The value of n can be found by increasing the modulation frequency by a small fraction and measuring the change in δ. Typically, the modulation frequency is increased by 1 per cent; the resulting fractional change in δ is then multiplied by 100 and rounded down to the nearest integer to give the value of n. The change in δ is measured by changing to the new frequency and subtracting the new value of δ from the old value, adding one whole cycle in cases where δ appears to have decreased. However, this method only works properly when n is less than 100; any multiples of 100 would pass undetected. Such multiples can, however, be counted by altering the frequency by 0.01 per cent (1 per cent of 1 per cent) and again measuring the fractional change in δ. Long-range machines may thus need to make several changes of modulation frequency to compute the distance properly.

Use of EDM

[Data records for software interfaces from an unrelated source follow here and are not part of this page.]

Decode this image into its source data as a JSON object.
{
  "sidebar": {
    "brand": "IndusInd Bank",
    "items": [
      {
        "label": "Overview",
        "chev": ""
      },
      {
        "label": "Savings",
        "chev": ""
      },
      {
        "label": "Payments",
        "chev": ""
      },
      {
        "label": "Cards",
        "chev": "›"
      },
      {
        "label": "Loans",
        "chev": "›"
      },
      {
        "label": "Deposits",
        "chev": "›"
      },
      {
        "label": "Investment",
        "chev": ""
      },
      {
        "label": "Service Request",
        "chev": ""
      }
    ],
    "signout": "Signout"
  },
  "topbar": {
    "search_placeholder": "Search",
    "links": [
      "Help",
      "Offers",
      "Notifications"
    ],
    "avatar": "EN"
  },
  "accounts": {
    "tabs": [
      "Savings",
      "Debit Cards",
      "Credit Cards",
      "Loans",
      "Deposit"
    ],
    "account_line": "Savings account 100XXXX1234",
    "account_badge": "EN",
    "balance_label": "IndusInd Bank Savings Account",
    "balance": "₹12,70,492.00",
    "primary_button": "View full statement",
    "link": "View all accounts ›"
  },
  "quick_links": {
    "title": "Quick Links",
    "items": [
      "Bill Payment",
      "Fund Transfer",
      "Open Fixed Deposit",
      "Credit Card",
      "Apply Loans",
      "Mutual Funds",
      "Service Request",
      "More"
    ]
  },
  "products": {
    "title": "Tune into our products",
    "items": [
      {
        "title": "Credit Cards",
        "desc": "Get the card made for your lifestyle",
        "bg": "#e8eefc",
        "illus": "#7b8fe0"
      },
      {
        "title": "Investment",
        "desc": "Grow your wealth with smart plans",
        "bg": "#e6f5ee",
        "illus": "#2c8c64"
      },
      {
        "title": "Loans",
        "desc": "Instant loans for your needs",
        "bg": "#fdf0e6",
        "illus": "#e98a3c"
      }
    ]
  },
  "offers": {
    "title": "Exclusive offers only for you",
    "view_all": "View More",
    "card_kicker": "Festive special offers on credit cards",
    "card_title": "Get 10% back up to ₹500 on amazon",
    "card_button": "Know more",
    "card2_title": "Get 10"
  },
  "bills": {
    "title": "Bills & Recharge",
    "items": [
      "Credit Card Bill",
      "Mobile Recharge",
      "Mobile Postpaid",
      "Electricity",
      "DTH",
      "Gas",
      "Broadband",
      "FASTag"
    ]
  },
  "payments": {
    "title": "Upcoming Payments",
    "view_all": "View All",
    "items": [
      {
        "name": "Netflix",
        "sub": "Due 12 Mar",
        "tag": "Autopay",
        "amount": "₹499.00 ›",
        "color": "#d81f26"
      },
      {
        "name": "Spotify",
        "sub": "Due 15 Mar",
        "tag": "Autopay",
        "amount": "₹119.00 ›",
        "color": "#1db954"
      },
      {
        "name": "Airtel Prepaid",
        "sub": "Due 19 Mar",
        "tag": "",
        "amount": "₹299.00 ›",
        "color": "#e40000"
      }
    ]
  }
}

For short-range work, hand-held laser devices can be used to measure distances with an accuracy of around 3 mm, without the need for a reflecting target at the far end of the ray. EDM systems mounted on tripods are used for high-accuracy (5 parts per million) measurements of distances between, say, 10 m and a kilometre. Longer distances are now generally measured using GPS. Although the instruments required for GPS are more expensive, they are more accurate (2 parts per million) and they save time, especially in rough country and in conditions where the line being measured is obstructed (e.g. by buildings) or subject to interference by traffic. The basic measurement made by an EDM device is a slope distance between the instrument and the target, uncorrected for atmospheric conditions. On most instruments, it is possible to correct for atmospheric conditions while in the field. Temperature and pressure are measured near the instrument (and for accurate work, near the target), and a nomogram or ‘slide rule’ is provided to convert these readings into a parts-per-million correction, which is then entered into the instrument. To guard against undetected errors, it is wise also to record the temperature, pressure and uncorrected distance, so that the field correction can be checked back in the office. Some EDMs do not always show the whole of the distance that they are measuring; for instance, the display might show 2,345.678 when the distance is actually 12,345.678. A 10 km error should not easily pass unnoticed, but a useful field check is to record the readings obtained with the atmospheric correction set first to +50 ppm and then to −50 ppm. The difference between the two readings, when multiplied by 104, gives the approximate distance, and any ‘overflow’ in the display will then be detected quite easily. In addition to slope distance, most EDMs are also able to calculate the horizontal and vertical distances between the instrument and the target. In the case of horizontal distance, this has the advantage that the heights of the instrument and the target above their stations do not need to be measured, since the horizontal distance between the instrument and the target will also be the horizontal distance between their respective stations. (For the other distance measurements to be useful, it is of course vital that these measurements are recorded.) To make a calculation of horizontal or vertical distance, the microprocessor inside the EDM must know the vertical angle between the instrument and the target. This means that the instrument must be carefully aimed at the target; it is not sufficient simply to sight it well enough for the radiated signal to be returned. Additionally, on some detachable instruments, a calibration must be set so that the correct vertical angle is displayed. The relevant angle is obtained from the theodolite to which the instrument is attached, remembering to centre the alidade bubble if necessary. For precise or long-distance work, however, these calculated distances must be treated with caution. A fully accurate ‘horizontal distance’ calculation involves knowing the height of the instrument above sea level, and both calculations have to make some assumption about how light curves in the atmosphere, which may not be valid at the time of the measurement. Chapter 11 discusses both of these issues in detail.